Murray Polner: Washington is overflowing with living room heroes who bear no responsibility for the appalling outcomes of the wars they urge on the nation and its presidents.
The Military Industrial Complex
President Eisenhower warned against the dangers of developing a military industrial complex. It appears that when all you have in your toolbox is hammers, everything looks like a nail. The articles below give a sense of the many ways we use all of the hammers we've invested in.
Walter Moss: My own opinion, as expressed previously, is that the present Ukrainian crisis resembles more the tensions preceding World War I than those leading up to World War II.
Murray Polner: Can you imagine the hysteria and fear mongering in Washington if Putin dared send 200 Russian soldiers to, say, Cuba, Venezuela , Bolivia or Ecuador?
William Lambers: It all started around a bonfire one autumn night in 1945. Students at the College of Mount St. Joseph in Ohio were fired up to begin a project to “Help those who cannot help themselves.”
Rick Broderick: The U.S. maintains that the attack, which took place under the code name “Manifest Destiny,” was in response to repeated instances of arrows fired by Indians into the United States.
Randy Shaw: As the United States grapples with underfunded schools, rising homelessness, and increased inequality, the U.S. media elite has a solution: a new war. Not a war to reduce U.S. poverty, homelessness, or inequality, but another war to stop terrorism abroad.
Lawrence Wittner: The idea that the responsibility for dealing with global problems lies with the world community rather than with individual nations is not a popular one among the governments of the major military powers.
Kathy Kelly: Nearly every bed in the Kabul hospital is filled. Sometimes, during past months, when they were overwhelmed with patients needing emergency care, they had to narrow their criteria for receiving patients, accepting only those who required vascular, abdominal and thoracic surgeries.
William Blum: Somewhat to the credit of President Obama that at his August 1 press conference he declared “We did a whole lot of things that were right, but we tortured some folks. We did some things that were contrary to our values.”
Kathy Kelly: As the U.S. cobbles together justifications for its ongoing, foolhardy war in Afghanistan, glimmers of hope persist in small communities like Carmen’s in New York and the APVs in Kabul.
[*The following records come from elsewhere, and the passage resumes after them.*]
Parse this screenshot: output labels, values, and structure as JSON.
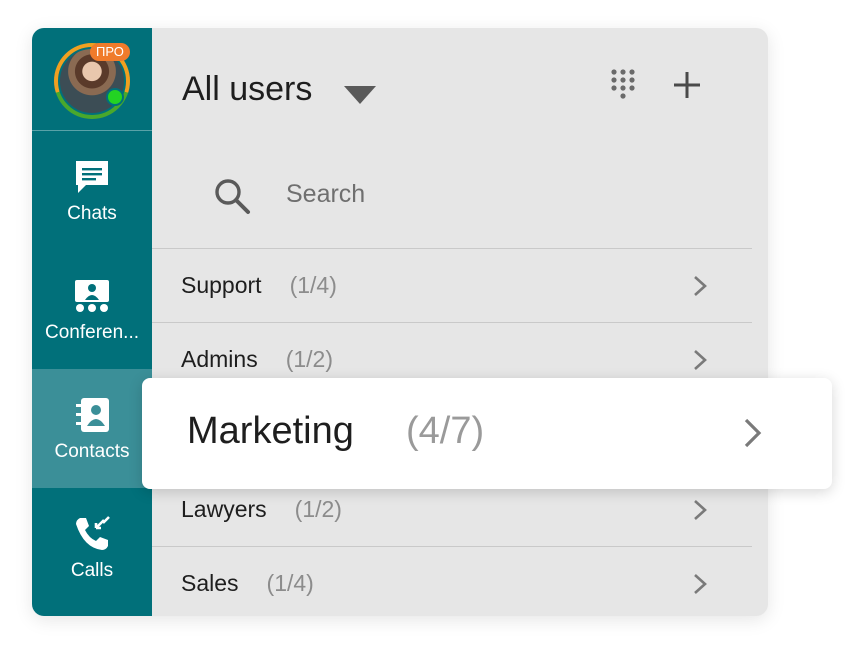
{
  "colors": {
    "sidebar": "#01707a",
    "sidebar_active": "#3b8f98",
    "main_background": "#e6e6e6",
    "pro_badge": "#f07b2b",
    "online_status": "#23d323"
  },
  "user": {
    "pro_badge": "ПРО",
    "status_icon": "online-dot"
  },
  "sidebar": {
    "items": [
      {
        "label": "Chats",
        "icon": "chat-icon",
        "active": false
      },
      {
        "label": "Conferen...",
        "icon": "conference-icon",
        "active": false
      },
      {
        "label": "Contacts",
        "icon": "contacts-icon",
        "active": true
      },
      {
        "label": "Calls",
        "icon": "calls-icon",
        "active": false
      }
    ]
  },
  "header": {
    "title": "All users",
    "dropdown_icon": "triangle-down-icon",
    "dialpad_icon": "dialpad-icon",
    "add_icon": "plus-icon"
  },
  "search": {
    "placeholder": "Search",
    "icon": "search-icon"
  },
  "groups": [
    {
      "name": "Support",
      "count": "(1/4)"
    },
    {
      "name": "Admins",
      "count": "(1/2)"
    },
    {
      "name": "Marketing",
      "count": "(4/7)",
      "highlighted": true
    },
    {
      "name": "Lawyers",
      "count": "(1/2)"
    },
    {
      "name": "Sales",
      "count": "(1/4)"
    }
  ]
}
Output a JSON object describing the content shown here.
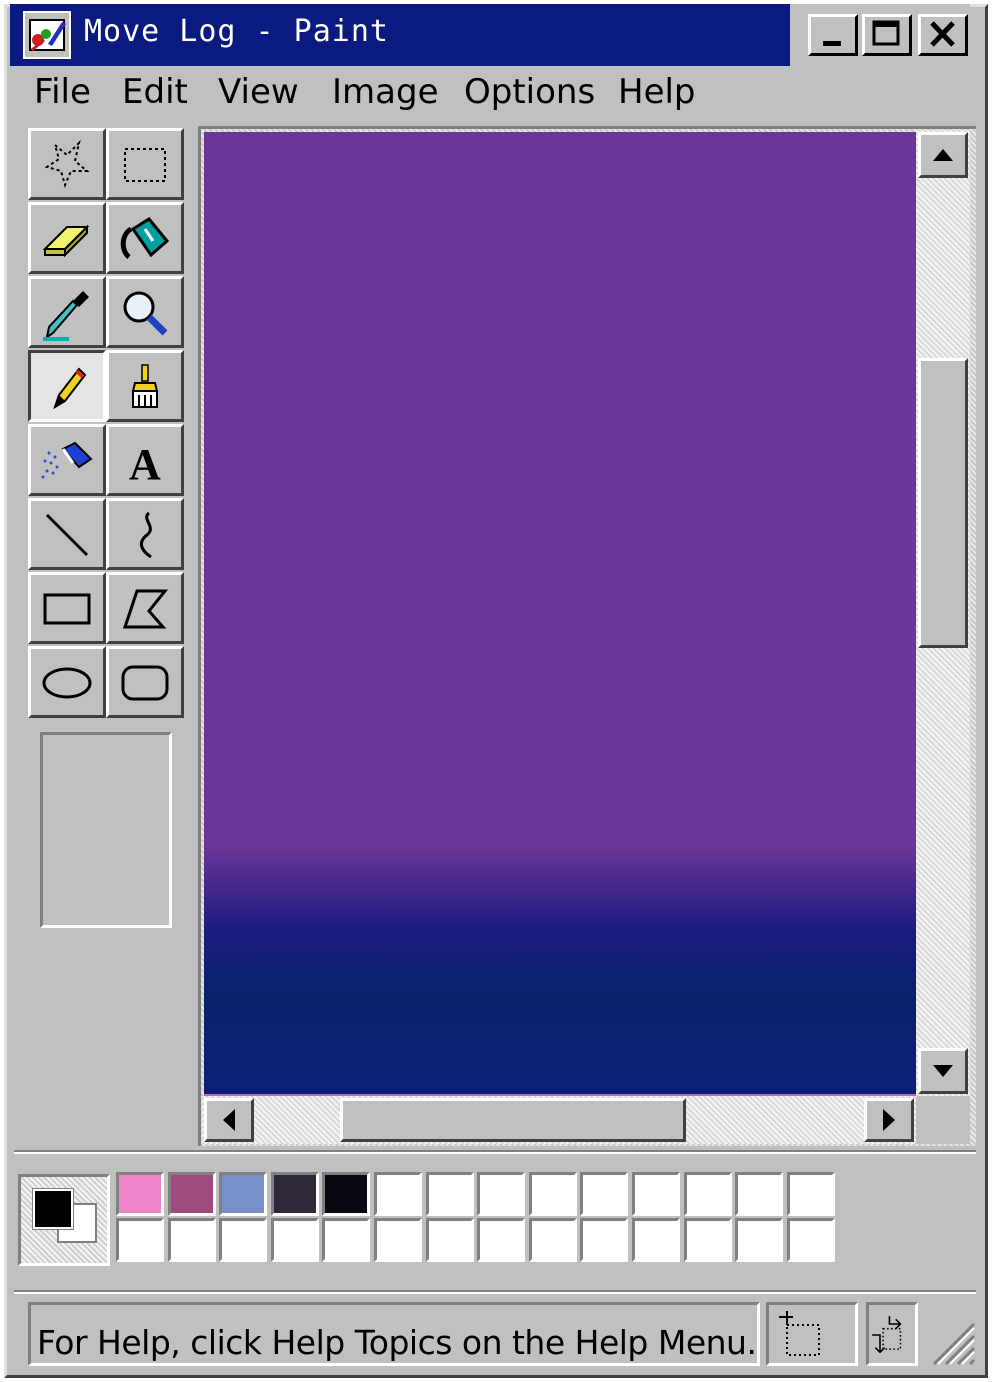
{
  "window": {
    "title": "Move Log - Paint"
  },
  "menu": {
    "items": [
      "File",
      "Edit",
      "View",
      "Image",
      "Options",
      "Help"
    ]
  },
  "tools": [
    {
      "name": "free-form-select",
      "icon": "free-form-select-icon"
    },
    {
      "name": "select",
      "icon": "rectangle-select-icon"
    },
    {
      "name": "eraser",
      "icon": "eraser-icon"
    },
    {
      "name": "fill-with-color",
      "icon": "paint-bucket-icon"
    },
    {
      "name": "pick-color",
      "icon": "eyedropper-icon"
    },
    {
      "name": "magnifier",
      "icon": "magnifier-icon"
    },
    {
      "name": "pencil",
      "icon": "pencil-icon",
      "selected": true
    },
    {
      "name": "brush",
      "icon": "brush-icon"
    },
    {
      "name": "airbrush",
      "icon": "airbrush-icon"
    },
    {
      "name": "text",
      "icon": "text-icon"
    },
    {
      "name": "line",
      "icon": "line-icon"
    },
    {
      "name": "curve",
      "icon": "curve-icon"
    },
    {
      "name": "rectangle",
      "icon": "rectangle-icon"
    },
    {
      "name": "polygon",
      "icon": "polygon-icon"
    },
    {
      "name": "ellipse",
      "icon": "ellipse-icon"
    },
    {
      "name": "rounded-rectangle",
      "icon": "rounded-rectangle-icon"
    }
  ],
  "colors": {
    "foreground": "#000000",
    "background": "#ffffff",
    "canvas_top": "#6e3598",
    "canvas_bottom": "#0c1f78",
    "title_bar": "#0a1a80"
  },
  "palette": {
    "row1": [
      "#ef84c8",
      "#a04880",
      "#7890c8",
      "#302838",
      "#080810",
      "#ffffff",
      "#ffffff",
      "#ffffff",
      "#ffffff",
      "#ffffff",
      "#ffffff",
      "#ffffff",
      "#ffffff",
      "#ffffff"
    ],
    "row2": [
      "#ffffff",
      "#ffffff",
      "#ffffff",
      "#ffffff",
      "#ffffff",
      "#ffffff",
      "#ffffff",
      "#ffffff",
      "#ffffff",
      "#ffffff",
      "#ffffff",
      "#ffffff",
      "#ffffff",
      "#ffffff"
    ]
  },
  "status": {
    "help_text": "For Help, click Help Topics on the Help Menu."
  }
}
They agitate against war.
Walter Moss: Today, as conflicts and bloodshed occur in Ukraine (and Gaza, Syria, and elsewhere), we wonder why in the past century we have advanced so little in our ability to prevent such senseless wars.
Kevin Zeese and Margaret Flowers: Now is the time to build our power and use it. Let’s organize to end Empire and militarism and create an alternative democratized economy that puts the needs of people and the planet first.
Kathy Kelly: As peace activists, we should voice our concerns about the U.S. military’s accelerating reliance on weaponized robotics before every branch of government, including the judicial branch.